Employee Deception in the Workplace: Questions and Solutions By School Affiliation Employee Deception in the Workplace: Questions and Solutions The challenges facing Amanda, Jackie’s supervisor, over the embellishment of her resume touch on a variety of difficult issues. On the one hand, Jackie claimed an expertise in a number of software programs that she didn’t actually possess, wasting both company time and money as they sought an office technician that could hit the ground running with the required skills that Sawyer and Associates had advertised for. Regardless of how one may look at it, Jackie has committed resume fraud, which should be grounds for dismissal. On the other, Sawyer and Associates is clearly in need of energetic...The end:

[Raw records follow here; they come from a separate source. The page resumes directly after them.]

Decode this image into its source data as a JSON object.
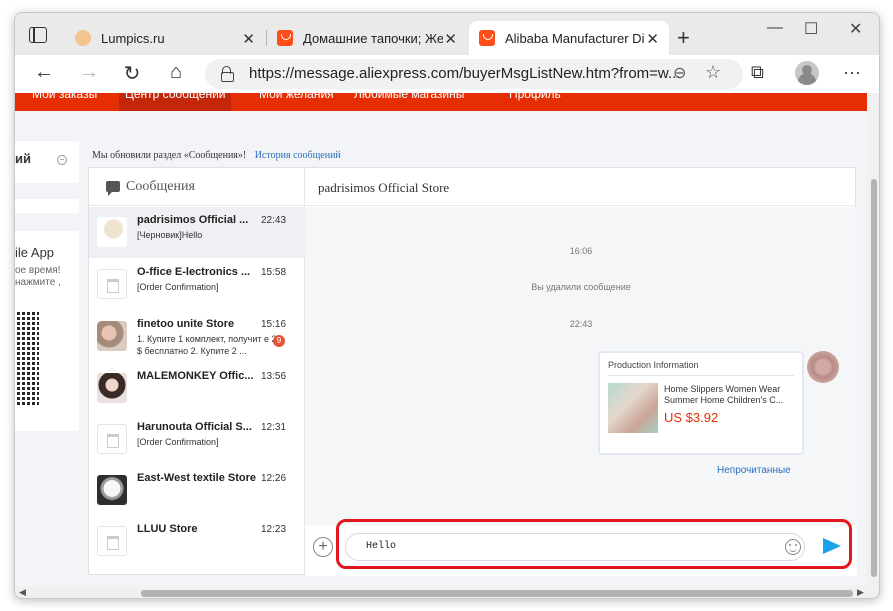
{
  "browser": {
    "tabs": [
      {
        "title": "Lumpics.ru",
        "close": "✕"
      },
      {
        "title": "Домашние тапочки; Жен",
        "close": "✕"
      },
      {
        "title": "Alibaba Manufacturer Dir",
        "close": "✕"
      }
    ],
    "new_tab": "+",
    "window_controls": {
      "minimize": "—",
      "maximize": "☐",
      "close": "✕"
    },
    "nav": {
      "back": "←",
      "forward": "→",
      "reload": "↻",
      "home": "⌂"
    },
    "url": "https://message.aliexpress.com/buyerMsgListNew.htm?from=w...",
    "tool_icons": {
      "zoom": "⊖",
      "favorite": "☆",
      "collections": "⧉",
      "menu": "···"
    }
  },
  "site": {
    "topnav": [
      "Мои заказы",
      "Центр сообщений",
      "Мои желания",
      "Любимые магазины",
      "Профиль"
    ],
    "left": {
      "section_title": "ий",
      "collapse": "−",
      "app_title": "ile App",
      "app_line1": "ое время!",
      "app_line2": "нажмите ,"
    },
    "notice": "Мы обновили раздел «Сообщения»!",
    "history_link": "История сообщений"
  },
  "messages": {
    "header": "Сообщения",
    "conversations": [
      {
        "name": "padrisimos Official ...",
        "time": "22:43",
        "preview": "[Черновик]Hello",
        "avatar": "slipper"
      },
      {
        "name": "O-ffice E-lectronics ...",
        "time": "15:58",
        "preview": "[Order Confirmation]",
        "avatar": "store"
      },
      {
        "name": "finetoo unite Store",
        "time": "15:16",
        "preview": "1. Купите 1 комплект, получит е 2 $ бесплатно 2. Купите 2 ...",
        "badge": "9",
        "avatar": "pink"
      },
      {
        "name": "MALEMONKEY Offic...",
        "time": "13:56",
        "preview": "",
        "avatar": "girl"
      },
      {
        "name": "Harunouta Official S...",
        "time": "12:31",
        "preview": "[Order Confirmation]",
        "avatar": "store"
      },
      {
        "name": "East-West textile Store",
        "time": "12:26",
        "preview": "",
        "avatar": "flower"
      },
      {
        "name": "LLUU Store",
        "time": "12:23",
        "preview": "",
        "avatar": "store"
      }
    ]
  },
  "chat": {
    "store_name": "padrisimos Official Store",
    "system": [
      "16:06",
      "Вы удалили сообщение",
      "22:43"
    ],
    "card": {
      "title": "Production Information",
      "product": "Home Slippers Women Wear Summer Home Children's C...",
      "price": "US $3.92"
    },
    "unread": "Непрочитанные",
    "input_value": "Hello",
    "plus": "+"
  },
  "colors": {
    "brand": "#e62e04",
    "highlight": "#e3161b",
    "send": "#1aa3e8",
    "link": "#2a6ebb"
  }
}
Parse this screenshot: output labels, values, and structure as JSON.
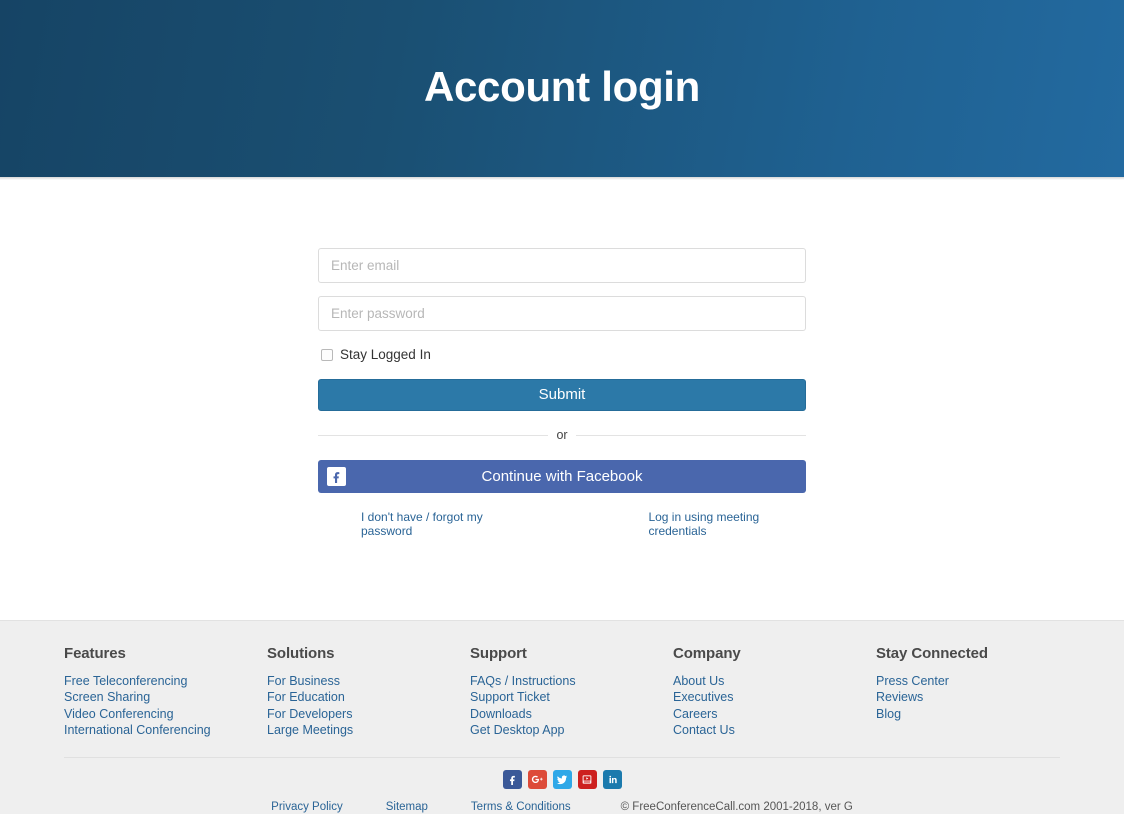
{
  "hero": {
    "title": "Account login"
  },
  "form": {
    "email_placeholder": "Enter email",
    "email_value": "",
    "password_placeholder": "Enter password",
    "password_value": "",
    "stay_logged_in_label": "Stay Logged In",
    "stay_logged_in_checked": false,
    "submit_label": "Submit",
    "divider_label": "or",
    "facebook_label": "Continue with Facebook",
    "forgot_password_link": "I don't have / forgot my password",
    "meeting_credentials_link": "Log in using meeting credentials"
  },
  "footer": {
    "columns": [
      {
        "heading": "Features",
        "links": [
          "Free Teleconferencing",
          "Screen Sharing",
          "Video Conferencing",
          "International Conferencing"
        ]
      },
      {
        "heading": "Solutions",
        "links": [
          "For Business",
          "For Education",
          "For Developers",
          "Large Meetings"
        ]
      },
      {
        "heading": "Support",
        "links": [
          "FAQs / Instructions",
          "Support Ticket",
          "Downloads",
          "Get Desktop App"
        ]
      },
      {
        "heading": "Company",
        "links": [
          "About Us",
          "Executives",
          "Careers",
          "Contact Us"
        ]
      },
      {
        "heading": "Stay Connected",
        "links": [
          "Press Center",
          "Reviews",
          "Blog"
        ]
      }
    ],
    "social": [
      {
        "name": "facebook",
        "color": "#3b5998"
      },
      {
        "name": "google-plus",
        "color": "#dd4b39"
      },
      {
        "name": "twitter",
        "color": "#2fa8e8"
      },
      {
        "name": "youtube",
        "color": "#cd201f"
      },
      {
        "name": "linkedin",
        "color": "#1b7aad"
      }
    ],
    "legal": {
      "privacy": "Privacy Policy",
      "sitemap": "Sitemap",
      "terms": "Terms & Conditions",
      "copyright": "© FreeConferenceCall.com 2001-2018, ver G"
    }
  },
  "colors": {
    "hero_gradient_start": "#164465",
    "hero_gradient_end": "#236aa0",
    "submit_button": "#2c79a8",
    "facebook_button": "#4a67ad",
    "link_blue": "#2a6496",
    "footer_background": "#efefef"
  }
}
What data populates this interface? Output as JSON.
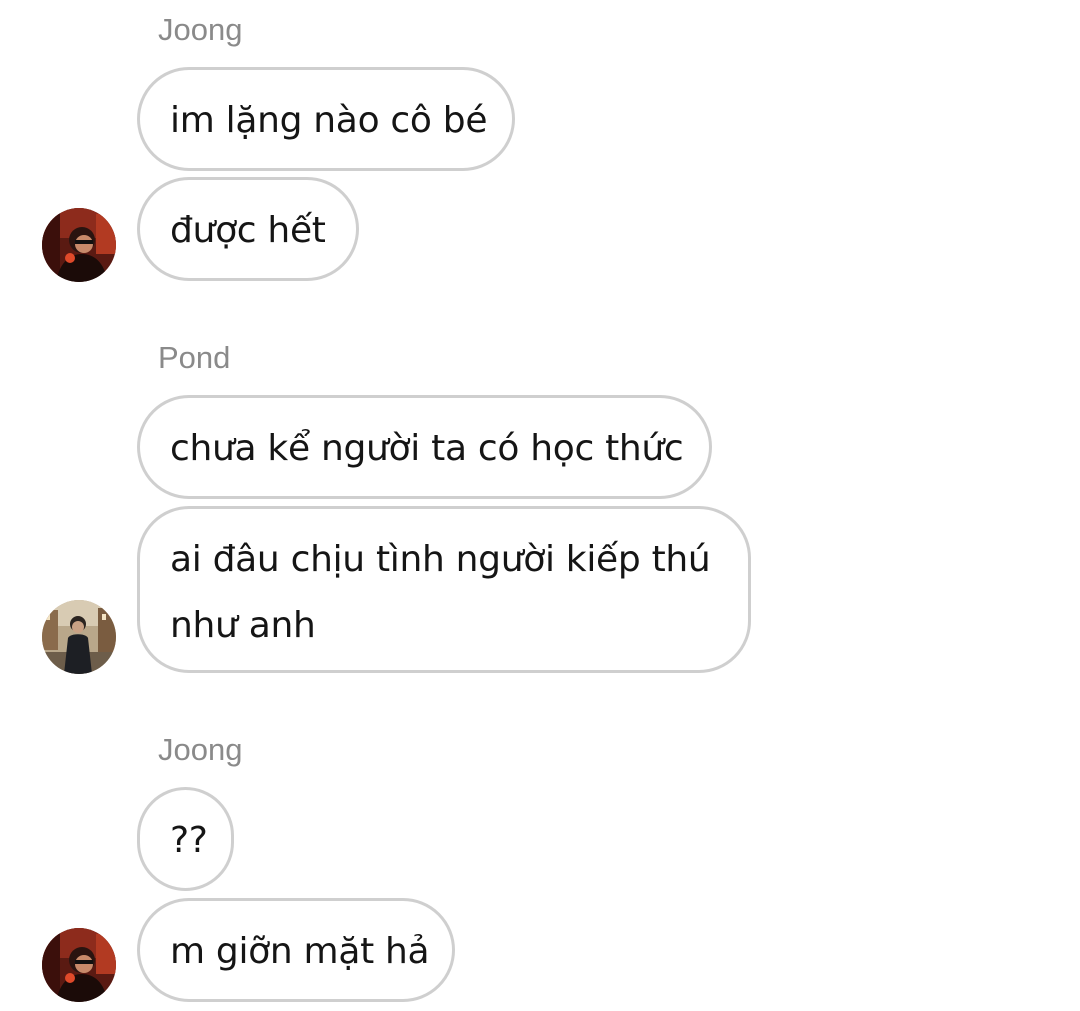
{
  "messages": [
    {
      "sender": "Joong",
      "lines": [
        "im lặng nào cô bé",
        "được hết"
      ]
    },
    {
      "sender": "Pond",
      "lines": [
        "chưa kể người ta có học thức",
        "ai đâu chịu tình người kiếp thú như anh"
      ]
    },
    {
      "sender": "Joong",
      "lines": [
        "??",
        "m giỡn mặt hả"
      ]
    }
  ],
  "avatars": {
    "joong": "person-photo-red-icon",
    "pond": "person-photo-street-icon"
  }
}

..... properly in the first instance, they are unlikely to do the same now. Proposed Solution The best solution is for Amanda to fire Jackie and seek another candidate. Honesty to the firm is the first and foremost trait that an employer should expect out of its applicants. Failure to do so could sabotage Sawyer and Associates’ team spirit in ways that could damage its long-term performance as an organization. References Bishop, J. D. (2006). Moral intuitions versus game theory: A response to Marcoux on resume embellishing. Journal of Business Ethics, 67(2), 181-189. Kidwell Jr., R. E. (2004). "Small lies," big trouble: The unfortunate consequences of resume padding, from Janet Cooke to George O'Leary. Journal of Business Ethics, 51(2), 175-184.